- involving the many actors in the sectors, particularly the social partners, the health care profession and patient representatives
Further steps have been taken to start the introduction of the OMC.
Indicators and streamlining
The choice of indicators is of vital consequence for the OMC and critics have argued that, for instance in the Social Protection OMC, the quality of the indicators is not high enough or oriented too much on economic criteria and not social ones. Also, for health the comparability of national data has been doubted.
In the social protection field the Commission is preparing to streamline the methods used in the different OMCs (social inclusion, pensions etc.). In this context, critics fear that the number of indicators will be too much reduced.
- Nedergaard, Peter (December 2007). "Maximizing policy learning in international committees: an analysis of the European Open Method of Coordination (OMC) committees". Scandinavian Political Studies. Wiley. 30 (4): 521–546. doi:10.1111/j.1467-9477.2007.00191.x.
- Nedergaard, Peter (December 2009). "There are coalitions everywhere". European Societies. Taylor and Francis. 11 (5): 649–671. doi:10.1080/14616690802326418.
- Study on Stakeholders’ Involvement in the Implementation of the Open Method of Coordination (OMC) in Social Protection and Social Inclusion. Final Report, Brussels, INBAS GmbH and ENGENDER asbl, July 2010: http://www.engender.eu/documents_en.html
- Open method of coordination - Eurofound
- European Commission: OMC in Social Protection and Social Inclusion
- Hughes, Kirsty (2000/2001) “The Open Method of Co-ordination: Innovation or Talking Shop?” CER Bulletin 15
- The OMC in social inclusion
- Goetschy, Janine (2003) The open method of coordination. Leseprobe. Hochschulverbund Distance Learning. Brandenburg
- Maurizio Ferrera and Stefano Sacchi (2004) The Open Method of Coordination and National Institutional Capabilities. The Italian Experience.

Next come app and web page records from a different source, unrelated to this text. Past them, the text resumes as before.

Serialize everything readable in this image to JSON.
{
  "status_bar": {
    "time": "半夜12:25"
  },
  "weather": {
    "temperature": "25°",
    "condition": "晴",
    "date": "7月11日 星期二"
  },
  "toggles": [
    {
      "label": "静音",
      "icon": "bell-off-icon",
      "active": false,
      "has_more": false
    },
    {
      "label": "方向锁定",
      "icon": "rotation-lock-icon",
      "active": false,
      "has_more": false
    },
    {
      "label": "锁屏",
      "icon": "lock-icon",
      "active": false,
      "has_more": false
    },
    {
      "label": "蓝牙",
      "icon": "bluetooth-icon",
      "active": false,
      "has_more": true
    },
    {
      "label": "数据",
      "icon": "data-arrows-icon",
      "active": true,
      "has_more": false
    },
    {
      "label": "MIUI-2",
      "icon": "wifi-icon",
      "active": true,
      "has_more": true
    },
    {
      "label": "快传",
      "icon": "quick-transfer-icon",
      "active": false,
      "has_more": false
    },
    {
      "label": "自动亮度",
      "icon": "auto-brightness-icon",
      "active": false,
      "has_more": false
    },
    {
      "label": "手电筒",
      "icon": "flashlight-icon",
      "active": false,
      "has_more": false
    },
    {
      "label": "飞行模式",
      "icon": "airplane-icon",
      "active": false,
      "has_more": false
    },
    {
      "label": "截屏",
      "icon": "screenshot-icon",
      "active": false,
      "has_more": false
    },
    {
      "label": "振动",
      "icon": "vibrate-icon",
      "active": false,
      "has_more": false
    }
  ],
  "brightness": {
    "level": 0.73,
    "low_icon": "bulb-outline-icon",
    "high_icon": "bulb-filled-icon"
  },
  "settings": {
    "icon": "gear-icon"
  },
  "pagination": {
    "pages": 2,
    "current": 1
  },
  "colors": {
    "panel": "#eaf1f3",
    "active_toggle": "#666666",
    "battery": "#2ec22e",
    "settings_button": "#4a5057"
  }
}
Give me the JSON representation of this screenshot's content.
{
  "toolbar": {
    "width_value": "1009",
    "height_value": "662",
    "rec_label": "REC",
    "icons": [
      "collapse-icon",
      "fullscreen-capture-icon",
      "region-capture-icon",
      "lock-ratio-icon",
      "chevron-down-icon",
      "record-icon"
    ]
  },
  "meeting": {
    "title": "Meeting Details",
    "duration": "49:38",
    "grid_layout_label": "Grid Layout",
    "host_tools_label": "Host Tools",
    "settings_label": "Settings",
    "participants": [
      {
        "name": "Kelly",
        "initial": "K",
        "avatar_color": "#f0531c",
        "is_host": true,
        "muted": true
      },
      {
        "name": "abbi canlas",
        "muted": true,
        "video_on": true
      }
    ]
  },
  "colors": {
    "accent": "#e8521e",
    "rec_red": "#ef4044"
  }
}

URGE Working Paper 2/2004
- Overdevest, Christine (2002) The Open Method of Coordination, New Governance & Learning: Towards a Research Agenda. New Governance Project Working Paper. University of Wisconsin.
- Pochet, Philippe (2005) The Open Method of Co-ordination and the Construction of Social Europe. In: Zeitlin, J. and Pochet o. (eds.) The Open Method of Co-ordination in Action. The European Employment and Social Inclusion Strategies. Peter Lang: Brussels (forthcoming).
- FEANTSA (2005) Evaluation of the Open Method of Coordination in the field of social protection.
- European Commission: Governance in the European Union: A White Paper